I am always hopeful that the world has better things to offer. I try to surround myself with like-minded people whose souls are not twisted and sinister after being broken. I also try to read and watch films by people who have been through a lot and were able to express themselves authentically through art.

How do you think mental health/mental illness has affect you as a girl/woman/femme and how you’re perceived? How do your creative outlets help you manage your mental health?

My major mental health issues have been depression and anxiety. They made me shape my experiences on certain issues that might not have been real. I must also say that they set me back, prevented me from pursuing my dream or standing up to bullies. Now that I've acknowledged them and refused to be defined by them, I reached peace and became more capable of taking matters into my own hands.
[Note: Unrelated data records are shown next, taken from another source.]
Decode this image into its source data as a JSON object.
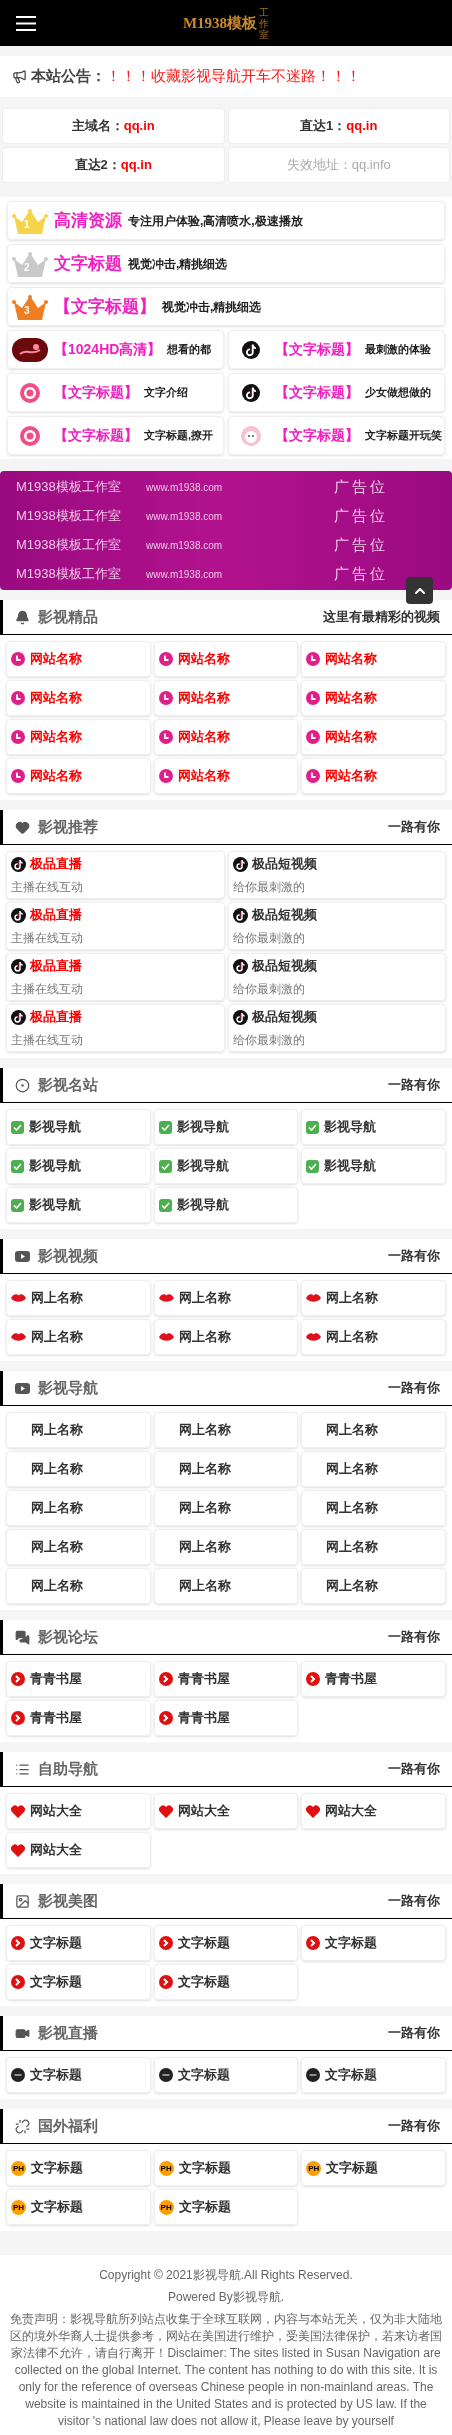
{
  "header": {
    "logo": "M1938模板",
    "logo_small": "工作室"
  },
  "notice": {
    "label": "本站公告：",
    "text": "！！！收藏影视导航开车不迷路！！！"
  },
  "domains": [
    {
      "label": "主域名：",
      "value": "qq.in",
      "disabled": false
    },
    {
      "label": "直达1：",
      "value": "qq.in",
      "disabled": false
    },
    {
      "label": "直达2：",
      "value": "qq.in",
      "disabled": false
    },
    {
      "label": "失效地址：",
      "value": "qq.info",
      "disabled": true
    }
  ],
  "promos": [
    {
      "rank": "1",
      "title": "高清资源",
      "desc": "专注用户体验,高清喷水,极速播放",
      "wide": true
    },
    {
      "rank": "2",
      "title": "文字标题",
      "desc": "视觉冲击,精挑细选",
      "wide": true
    },
    {
      "rank": "3",
      "title": "【文字标题】",
      "desc": "视觉冲击,精挑细选",
      "wide": true
    },
    {
      "title": "【1024HD高清】",
      "desc": "想看的都",
      "wide": false
    },
    {
      "title": "【文字标题】",
      "desc": "最刺激的体验",
      "wide": false
    },
    {
      "title": "【文字标题】",
      "desc": "文字介绍",
      "wide": false
    },
    {
      "title": "【文字标题】",
      "desc": "少女做想做的",
      "wide": false
    },
    {
      "title": "【文字标题】",
      "desc": "文字标题,撩开",
      "wide": false
    },
    {
      "title": "【文字标题】",
      "desc": "文字标题开玩笑",
      "wide": false
    }
  ],
  "banner": [
    {
      "name": "M1938模板工作室",
      "url": "www.m1938.com",
      "tag": "广告位"
    },
    {
      "name": "M1938模板工作室",
      "url": "www.m1938.com",
      "tag": "广告位"
    },
    {
      "name": "M1938模板工作室",
      "url": "www.m1938.com",
      "tag": "广告位"
    },
    {
      "name": "M1938模板工作室",
      "url": "www.m1938.com",
      "tag": "广告位"
    }
  ],
  "sections": [
    {
      "title": "影视精品",
      "subtitle": "这里有最精彩的视频",
      "kind": "grid",
      "items": [
        {
          "label": "网站名称"
        },
        {
          "label": "网站名称"
        },
        {
          "label": "网站名称"
        },
        {
          "label": "网站名称"
        },
        {
          "label": "网站名称"
        },
        {
          "label": "网站名称"
        },
        {
          "label": "网站名称"
        },
        {
          "label": "网站名称"
        },
        {
          "label": "网站名称"
        },
        {
          "label": "网站名称"
        },
        {
          "label": "网站名称"
        },
        {
          "label": "网站名称"
        }
      ]
    },
    {
      "title": "影视推荐",
      "subtitle": "一路有你",
      "kind": "cards",
      "items": [
        {
          "title": "极品直播",
          "desc": "主播在线互动",
          "color": "#ff0000"
        },
        {
          "title": "极品短视频",
          "desc": "给你最刺激的",
          "color": "#333333"
        },
        {
          "title": "极品直播",
          "desc": "主播在线互动",
          "color": "#ff0000"
        },
        {
          "title": "极品短视频",
          "desc": "给你最刺激的",
          "color": "#333333"
        },
        {
          "title": "极品直播",
          "desc": "主播在线互动",
          "color": "#ff0000"
        },
        {
          "title": "极品短视频",
          "desc": "给你最刺激的",
          "color": "#333333"
        },
        {
          "title": "极品直播",
          "desc": "主播在线互动",
          "color": "#ff0000"
        },
        {
          "title": "极品短视频",
          "desc": "给你最刺激的",
          "color": "#333333"
        }
      ]
    },
    {
      "title": "影视名站",
      "subtitle": "一路有你",
      "kind": "grid",
      "items": [
        {
          "label": "影视导航"
        },
        {
          "label": "影视导航"
        },
        {
          "label": "影视导航"
        },
        {
          "label": "影视导航"
        },
        {
          "label": "影视导航"
        },
        {
          "label": "影视导航"
        },
        {
          "label": "影视导航"
        },
        {
          "label": "影视导航"
        }
      ]
    },
    {
      "title": "影视视频",
      "subtitle": "一路有你",
      "kind": "grid",
      "items": [
        {
          "label": "网上名称"
        },
        {
          "label": "网上名称"
        },
        {
          "label": "网上名称"
        },
        {
          "label": "网上名称"
        },
        {
          "label": "网上名称"
        },
        {
          "label": "网上名称"
        }
      ]
    },
    {
      "title": "影视导航",
      "subtitle": "一路有你",
      "kind": "plain",
      "items": [
        {
          "label": "网上名称"
        },
        {
          "label": "网上名称"
        },
        {
          "label": "网上名称"
        },
        {
          "label": "网上名称"
        },
        {
          "label": "网上名称"
        },
        {
          "label": "网上名称"
        },
        {
          "label": "网上名称"
        },
        {
          "label": "网上名称"
        },
        {
          "label": "网上名称"
        },
        {
          "label": "网上名称"
        },
        {
          "label": "网上名称"
        },
        {
          "label": "网上名称"
        },
        {
          "label": "网上名称"
        },
        {
          "label": "网上名称"
        },
        {
          "label": "网上名称"
        }
      ]
    },
    {
      "title": "影视论坛",
      "subtitle": "一路有你",
      "kind": "grid",
      "items": [
        {
          "label": "青青书屋"
        },
        {
          "label": "青青书屋"
        },
        {
          "label": "青青书屋"
        },
        {
          "label": "青青书屋"
        },
        {
          "label": "青青书屋"
        }
      ]
    },
    {
      "title": "自助导航",
      "subtitle": "一路有你",
      "kind": "grid",
      "items": [
        {
          "label": "网站大全"
        },
        {
          "label": "网站大全"
        },
        {
          "label": "网站大全"
        },
        {
          "label": "网站大全"
        }
      ]
    },
    {
      "title": "影视美图",
      "subtitle": "一路有你",
      "kind": "grid",
      "items": [
        {
          "label": "文字标题"
        },
        {
          "label": "文字标题"
        },
        {
          "label": "文字标题"
        },
        {
          "label": "文字标题"
        },
        {
          "label": "文字标题"
        }
      ]
    },
    {
      "title": "影视直播",
      "subtitle": "一路有你",
      "kind": "grid",
      "items": [
        {
          "label": "文字标题"
        },
        {
          "label": "文字标题"
        },
        {
          "label": "文字标题"
        }
      ]
    },
    {
      "title": "国外福利",
      "subtitle": "一路有你",
      "kind": "grid",
      "items": [
        {
          "label": "文字标题",
          "badge": "PH"
        },
        {
          "label": "文字标题",
          "badge": "PH"
        },
        {
          "label": "文字标题",
          "badge": "PH"
        },
        {
          "label": "文字标题",
          "badge": "PH"
        },
        {
          "label": "文字标题",
          "badge": "PH"
        }
      ]
    }
  ],
  "footer": {
    "copyright": "Copyright © 2021影视导航.All Rights Reserved.",
    "powered": "Powered By影视导航.",
    "disclaimer": "免责声明：影视导航所列站点收集于全球互联网，内容与本站无关，仅为非大陆地区的境外华裔人士提供参考，网站在美国进行维护，受美国法律保护，若来访者国家法律不允许，请自行离开！Disclaimer: The sites listed in Susan Navigation are collected on the global Internet. The content has nothing to do with this site. It is only for the reference of overseas Chinese people in non-mainland areas. The website is maintained in the United States and is protected by US law. If the visitor 's national law does not allow it, Please leave by yourself"
  }
}
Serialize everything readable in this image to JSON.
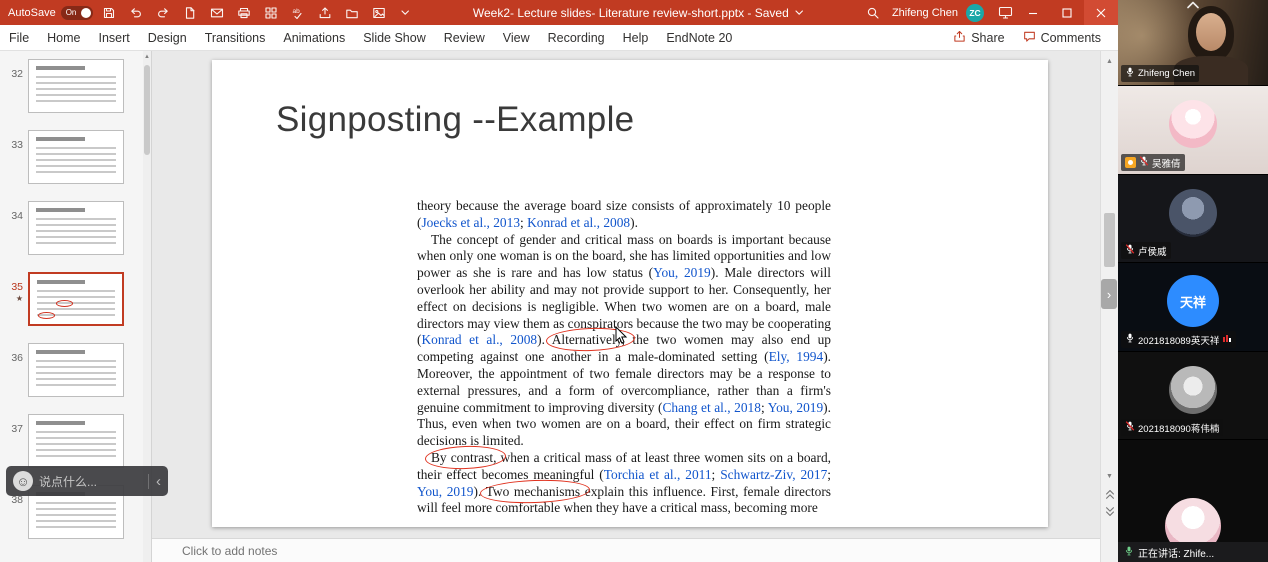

I won't say that creative outlets heal me nor manage my mental health, but they make it seem like it's worth it. All the suffering and the distress I mean.

What is something you wish people were more aware of that disproportionately affects women’s mental wellbeing? Do you use your art to raise awareness about this issue? If you have statistics/resources for this issue please share any!

That women suffer in silence. 

Before I was diagnosed with PCOs (polycystic ovaries) I never thought that women would be ashamed of admitting such a minor ailment, but turns out they do. PCOs has been associated with anxiety, depression, and other mental disorders. In my case, it made me feel less of a woman until recently. I wish I had known the diagnosis earlier though, it would have made a greater difference in the way I saw the world.
You can learn more about PCOs and mental health here: https://pubmed.ncbi.nlm.nih.gov/17044949/#:~:text=This%20review%20of%20medical%20and%20psychological%20literature%20indicates,sexual%20satisfaction%2C%20and%20lowered%20health-related%20quality%20of%20life

My poetry collection where I expressed about my disease extensively: https://www.amazon.co.uk/gp/product/B095NBRNF6/ref=dbs_a_def_rwt_bibl_vppi_i0